Yet his life was entwined with the establishment. He was made a Commander of the British Empire in 1967. He was knighted in 1976, made a baron in 1993 and given a seat in the House of Lords. He was variously chairman of the British Film Institute, Channel Four Television, Capital Radio and the British Academy of Film and Television Arts and president of the Royal Academy of Dramatic Arts. If his heroes were those who challenged institutions from without, he sought to effect change from within. He was credited with inspiring Diana, Princess of Wales, whom he coached in public speaking at Prince Charles’s urging, to start her campaign against land mines. In his maiden speech in the House of Lords, he criticised the government for neglecting the arts. Christopher Hart, writing in The Sunday Times in London, called him “an ennobled Champagne socialist of the old school, a mass of good causes and inconsistencies.”
Richard Samuel Attenborough was born in Cambridge on August 29, 1923, the eldest son of Frederick Attenborough, an Anglo-Saxon scholar who became the principal of University College, Leicester, and his wife, Mary, a writer who crusaded for women’s rights and took in Basque and German refugees. The Attenboroughs adopted two Jewish sisters who had arrived in Britain from Berlin in September 1939, too late for them to be sent safely to relatives in New York.

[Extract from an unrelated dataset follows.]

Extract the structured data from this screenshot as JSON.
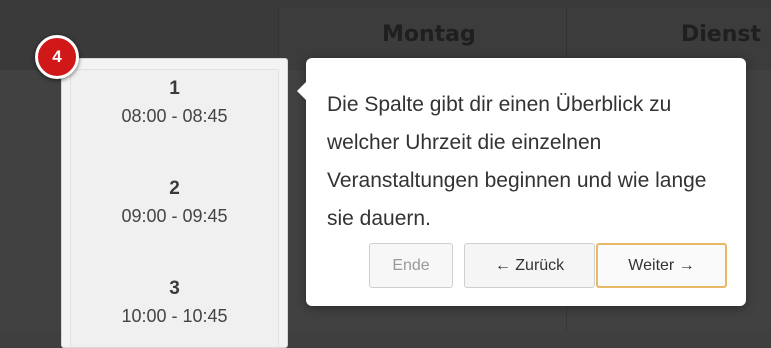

He returned to directing in 2007 with Closing the Ring, a romantic drama starring Shirley MacLaine. But the prospective film that had come to preoccupy him almost as much as Gandhi, a biography of Tom Paine, remained unmade at his death. In 2008, in collaboration with his longstanding associate Diana Hawkins, he published an autobiography, Entirely Up to You, Darling. The book chronicles a full and eventful life. But it ends with the death of his daughter and granddaughter in the 2004 tsunami, and his regretting the time he never spent with them. “Work,” he wrote, “always took precedence.”